- [Work required]
Write down nothing except how many lines in the entries contain "formula".

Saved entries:
----

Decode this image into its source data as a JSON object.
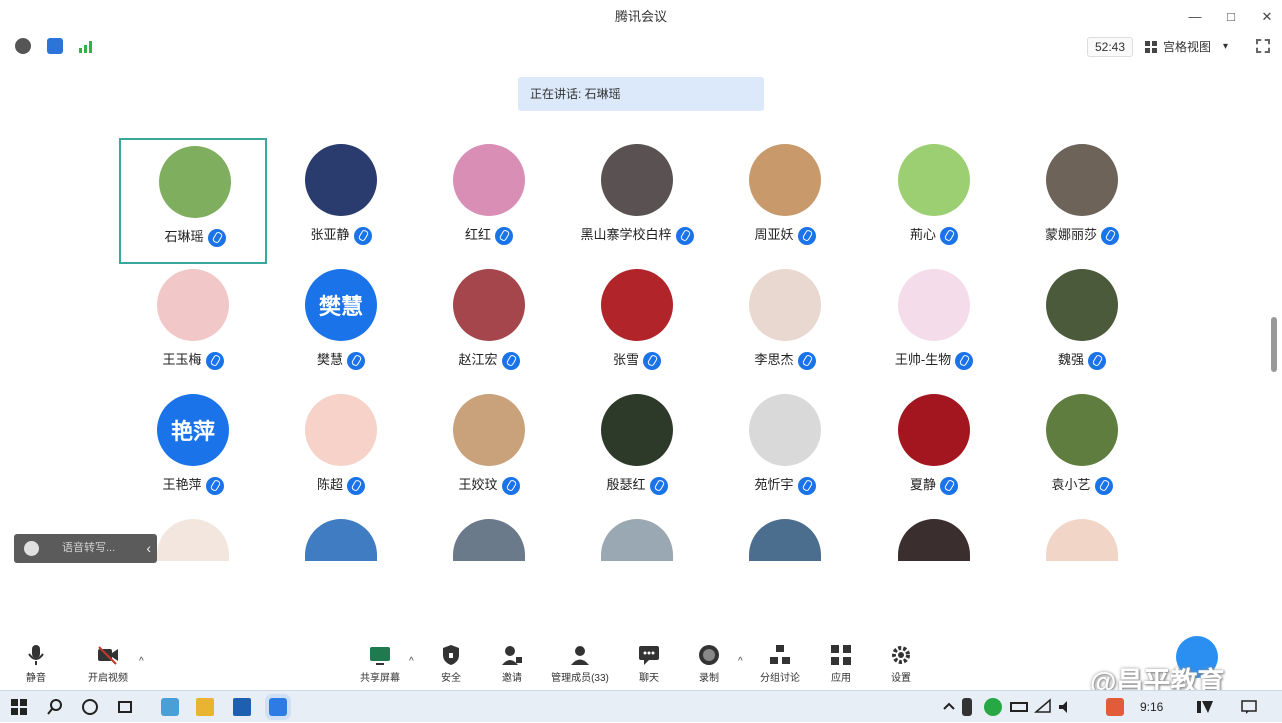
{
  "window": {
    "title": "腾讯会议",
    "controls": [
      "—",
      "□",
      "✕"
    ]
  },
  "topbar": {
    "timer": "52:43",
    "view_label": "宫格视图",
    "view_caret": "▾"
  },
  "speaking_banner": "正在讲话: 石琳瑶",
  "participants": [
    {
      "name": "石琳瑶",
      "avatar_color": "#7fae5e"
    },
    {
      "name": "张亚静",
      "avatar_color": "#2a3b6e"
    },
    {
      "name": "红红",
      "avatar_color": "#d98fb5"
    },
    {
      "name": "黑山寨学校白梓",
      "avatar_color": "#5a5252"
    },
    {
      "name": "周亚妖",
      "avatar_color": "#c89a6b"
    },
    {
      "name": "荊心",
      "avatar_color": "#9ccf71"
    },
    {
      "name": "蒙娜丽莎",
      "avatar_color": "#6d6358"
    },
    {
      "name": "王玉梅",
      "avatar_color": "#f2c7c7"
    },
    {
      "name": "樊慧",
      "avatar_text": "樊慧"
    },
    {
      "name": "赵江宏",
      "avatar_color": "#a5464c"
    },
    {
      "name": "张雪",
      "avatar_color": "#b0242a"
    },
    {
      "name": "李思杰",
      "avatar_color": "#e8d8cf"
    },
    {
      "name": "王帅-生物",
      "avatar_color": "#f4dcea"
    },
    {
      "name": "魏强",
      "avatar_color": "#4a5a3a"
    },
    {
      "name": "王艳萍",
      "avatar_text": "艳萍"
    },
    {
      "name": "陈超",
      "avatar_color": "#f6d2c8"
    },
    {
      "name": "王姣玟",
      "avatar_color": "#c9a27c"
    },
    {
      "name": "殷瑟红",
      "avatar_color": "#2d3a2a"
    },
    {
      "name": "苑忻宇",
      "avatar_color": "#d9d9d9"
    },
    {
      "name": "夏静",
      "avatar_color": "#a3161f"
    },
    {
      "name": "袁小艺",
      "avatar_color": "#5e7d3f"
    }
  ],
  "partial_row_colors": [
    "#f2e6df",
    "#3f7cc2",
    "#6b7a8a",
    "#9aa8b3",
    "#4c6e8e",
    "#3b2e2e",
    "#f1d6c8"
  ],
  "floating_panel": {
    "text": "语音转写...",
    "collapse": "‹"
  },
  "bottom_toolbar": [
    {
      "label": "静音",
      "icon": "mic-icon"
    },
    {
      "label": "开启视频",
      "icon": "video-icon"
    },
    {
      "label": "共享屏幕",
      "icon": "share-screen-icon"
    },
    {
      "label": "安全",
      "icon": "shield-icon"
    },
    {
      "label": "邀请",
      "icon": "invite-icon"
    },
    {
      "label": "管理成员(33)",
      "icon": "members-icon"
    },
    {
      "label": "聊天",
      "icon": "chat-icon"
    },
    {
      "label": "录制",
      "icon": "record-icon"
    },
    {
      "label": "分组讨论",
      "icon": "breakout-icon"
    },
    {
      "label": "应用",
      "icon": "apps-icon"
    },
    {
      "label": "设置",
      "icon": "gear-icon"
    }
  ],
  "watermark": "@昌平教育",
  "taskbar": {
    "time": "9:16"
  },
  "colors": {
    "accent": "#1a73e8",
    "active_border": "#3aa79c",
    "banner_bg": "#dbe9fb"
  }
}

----

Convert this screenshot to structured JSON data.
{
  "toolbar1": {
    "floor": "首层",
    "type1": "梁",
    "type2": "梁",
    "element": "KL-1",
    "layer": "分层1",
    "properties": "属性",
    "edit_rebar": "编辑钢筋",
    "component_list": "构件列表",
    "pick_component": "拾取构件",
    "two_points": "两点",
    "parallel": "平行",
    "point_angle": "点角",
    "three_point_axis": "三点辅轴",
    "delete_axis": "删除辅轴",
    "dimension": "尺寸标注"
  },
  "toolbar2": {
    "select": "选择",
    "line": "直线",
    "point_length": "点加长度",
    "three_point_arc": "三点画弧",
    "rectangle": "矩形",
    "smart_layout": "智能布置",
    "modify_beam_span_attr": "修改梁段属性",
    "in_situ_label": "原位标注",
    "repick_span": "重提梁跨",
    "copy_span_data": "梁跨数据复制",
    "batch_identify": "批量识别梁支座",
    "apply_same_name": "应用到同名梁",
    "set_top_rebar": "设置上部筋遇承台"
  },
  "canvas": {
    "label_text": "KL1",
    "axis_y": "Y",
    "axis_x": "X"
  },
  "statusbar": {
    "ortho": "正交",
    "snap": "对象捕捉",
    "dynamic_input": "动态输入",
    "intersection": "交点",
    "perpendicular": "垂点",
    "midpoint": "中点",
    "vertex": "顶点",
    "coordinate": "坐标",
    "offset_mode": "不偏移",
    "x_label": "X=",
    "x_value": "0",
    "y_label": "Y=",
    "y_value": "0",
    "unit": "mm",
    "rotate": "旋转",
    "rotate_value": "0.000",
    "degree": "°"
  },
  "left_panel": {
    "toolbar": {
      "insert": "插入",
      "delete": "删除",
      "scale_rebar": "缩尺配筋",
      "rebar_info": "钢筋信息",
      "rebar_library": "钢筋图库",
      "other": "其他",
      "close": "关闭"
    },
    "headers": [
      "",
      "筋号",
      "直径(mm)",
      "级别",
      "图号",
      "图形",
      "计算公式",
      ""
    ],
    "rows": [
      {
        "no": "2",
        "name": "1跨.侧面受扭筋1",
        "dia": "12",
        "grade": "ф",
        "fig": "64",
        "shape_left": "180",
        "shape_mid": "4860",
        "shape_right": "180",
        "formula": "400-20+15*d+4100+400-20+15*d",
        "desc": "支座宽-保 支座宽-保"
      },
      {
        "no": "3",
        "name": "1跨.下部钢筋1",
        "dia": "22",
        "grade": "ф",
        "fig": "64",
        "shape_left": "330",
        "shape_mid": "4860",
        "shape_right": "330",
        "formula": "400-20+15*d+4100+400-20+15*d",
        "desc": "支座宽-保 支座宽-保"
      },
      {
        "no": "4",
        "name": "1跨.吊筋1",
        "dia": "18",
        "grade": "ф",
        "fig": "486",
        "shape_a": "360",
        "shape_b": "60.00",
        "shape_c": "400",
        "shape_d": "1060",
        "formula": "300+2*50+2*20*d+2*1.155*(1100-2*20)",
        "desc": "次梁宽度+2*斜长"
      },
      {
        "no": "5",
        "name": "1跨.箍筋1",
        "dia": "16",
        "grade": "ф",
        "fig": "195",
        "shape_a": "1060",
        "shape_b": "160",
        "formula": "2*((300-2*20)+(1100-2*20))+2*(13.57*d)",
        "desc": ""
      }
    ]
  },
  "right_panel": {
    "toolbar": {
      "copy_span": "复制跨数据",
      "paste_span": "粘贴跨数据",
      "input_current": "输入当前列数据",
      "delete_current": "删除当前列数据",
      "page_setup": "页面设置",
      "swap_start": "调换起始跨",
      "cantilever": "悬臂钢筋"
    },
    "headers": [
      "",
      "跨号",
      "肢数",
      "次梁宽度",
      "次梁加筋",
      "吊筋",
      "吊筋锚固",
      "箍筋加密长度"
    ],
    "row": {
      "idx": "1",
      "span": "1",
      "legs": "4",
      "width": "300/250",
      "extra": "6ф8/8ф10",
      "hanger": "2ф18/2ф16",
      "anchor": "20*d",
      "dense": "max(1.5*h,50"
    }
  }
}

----

- [Task solution]
4